#### Data for this exercise ####

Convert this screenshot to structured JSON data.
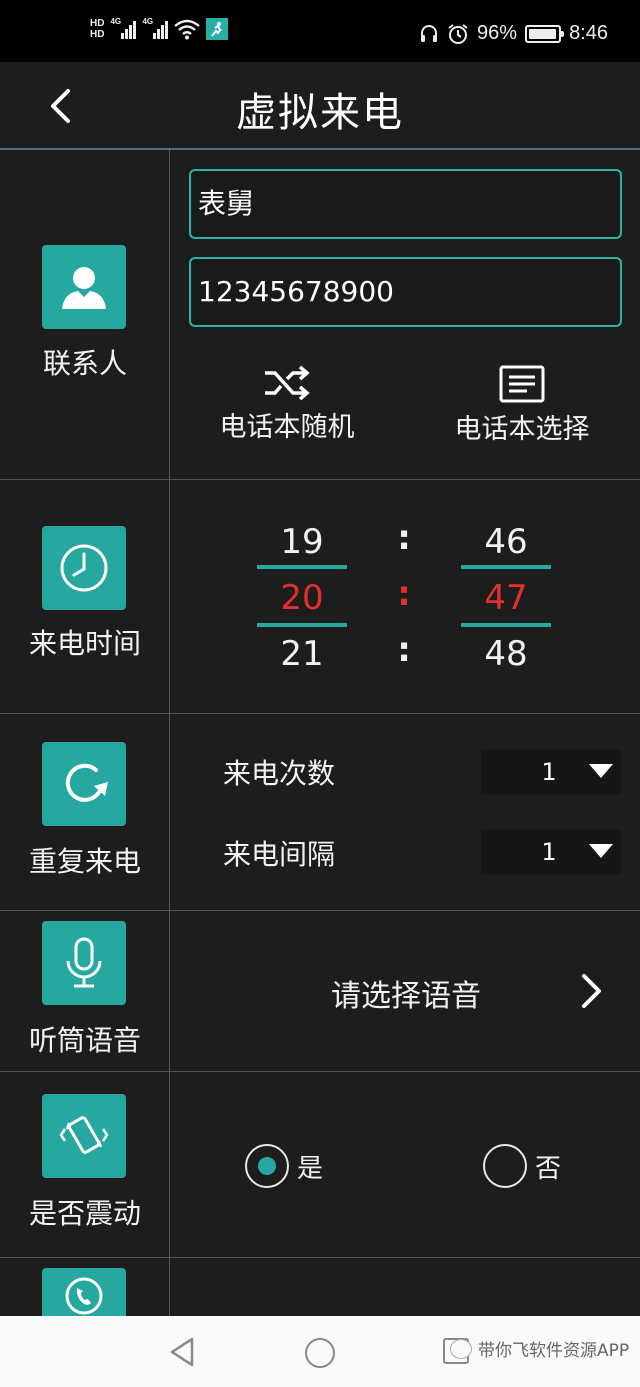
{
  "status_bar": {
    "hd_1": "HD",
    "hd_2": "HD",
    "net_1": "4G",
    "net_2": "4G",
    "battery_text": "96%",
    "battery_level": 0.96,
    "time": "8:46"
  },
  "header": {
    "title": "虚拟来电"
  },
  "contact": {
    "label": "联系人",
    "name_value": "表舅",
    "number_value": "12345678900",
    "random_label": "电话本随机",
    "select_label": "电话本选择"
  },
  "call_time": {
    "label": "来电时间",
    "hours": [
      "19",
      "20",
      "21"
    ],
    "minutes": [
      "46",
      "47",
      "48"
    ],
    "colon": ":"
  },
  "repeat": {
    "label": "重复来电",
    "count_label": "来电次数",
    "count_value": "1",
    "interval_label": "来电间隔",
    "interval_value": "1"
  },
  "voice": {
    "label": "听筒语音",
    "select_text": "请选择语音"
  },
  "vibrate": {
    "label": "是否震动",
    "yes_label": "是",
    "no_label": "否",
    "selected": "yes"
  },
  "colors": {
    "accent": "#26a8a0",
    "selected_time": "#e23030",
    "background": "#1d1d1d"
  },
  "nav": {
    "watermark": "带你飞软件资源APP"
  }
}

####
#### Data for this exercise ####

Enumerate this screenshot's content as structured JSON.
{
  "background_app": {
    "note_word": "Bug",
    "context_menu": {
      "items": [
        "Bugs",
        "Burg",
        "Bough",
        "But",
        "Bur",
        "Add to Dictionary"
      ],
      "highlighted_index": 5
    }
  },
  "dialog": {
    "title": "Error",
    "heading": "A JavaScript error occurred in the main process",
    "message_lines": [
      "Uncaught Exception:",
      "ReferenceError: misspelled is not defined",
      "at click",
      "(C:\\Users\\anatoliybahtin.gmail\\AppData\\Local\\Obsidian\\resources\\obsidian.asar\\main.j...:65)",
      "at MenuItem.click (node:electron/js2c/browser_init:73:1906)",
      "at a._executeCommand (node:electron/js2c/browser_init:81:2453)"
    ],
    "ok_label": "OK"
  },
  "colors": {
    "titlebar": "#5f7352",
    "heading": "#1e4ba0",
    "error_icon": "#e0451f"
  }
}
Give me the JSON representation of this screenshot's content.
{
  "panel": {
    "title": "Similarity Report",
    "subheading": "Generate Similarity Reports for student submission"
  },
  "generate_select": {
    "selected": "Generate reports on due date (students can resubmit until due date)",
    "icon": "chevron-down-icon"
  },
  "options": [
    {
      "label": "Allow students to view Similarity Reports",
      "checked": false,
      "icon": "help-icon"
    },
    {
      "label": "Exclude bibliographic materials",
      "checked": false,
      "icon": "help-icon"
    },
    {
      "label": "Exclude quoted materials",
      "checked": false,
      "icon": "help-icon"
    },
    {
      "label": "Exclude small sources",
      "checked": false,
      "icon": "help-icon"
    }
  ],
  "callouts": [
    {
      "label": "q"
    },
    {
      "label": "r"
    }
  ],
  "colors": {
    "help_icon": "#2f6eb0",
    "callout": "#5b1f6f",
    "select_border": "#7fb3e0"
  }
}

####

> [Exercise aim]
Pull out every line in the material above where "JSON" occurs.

> [Exercise result]
Convert this screenshot to structured JSON data.
Enumerate this screenshot's content as structured JSON.
Give me the JSON representation of this screenshot's content.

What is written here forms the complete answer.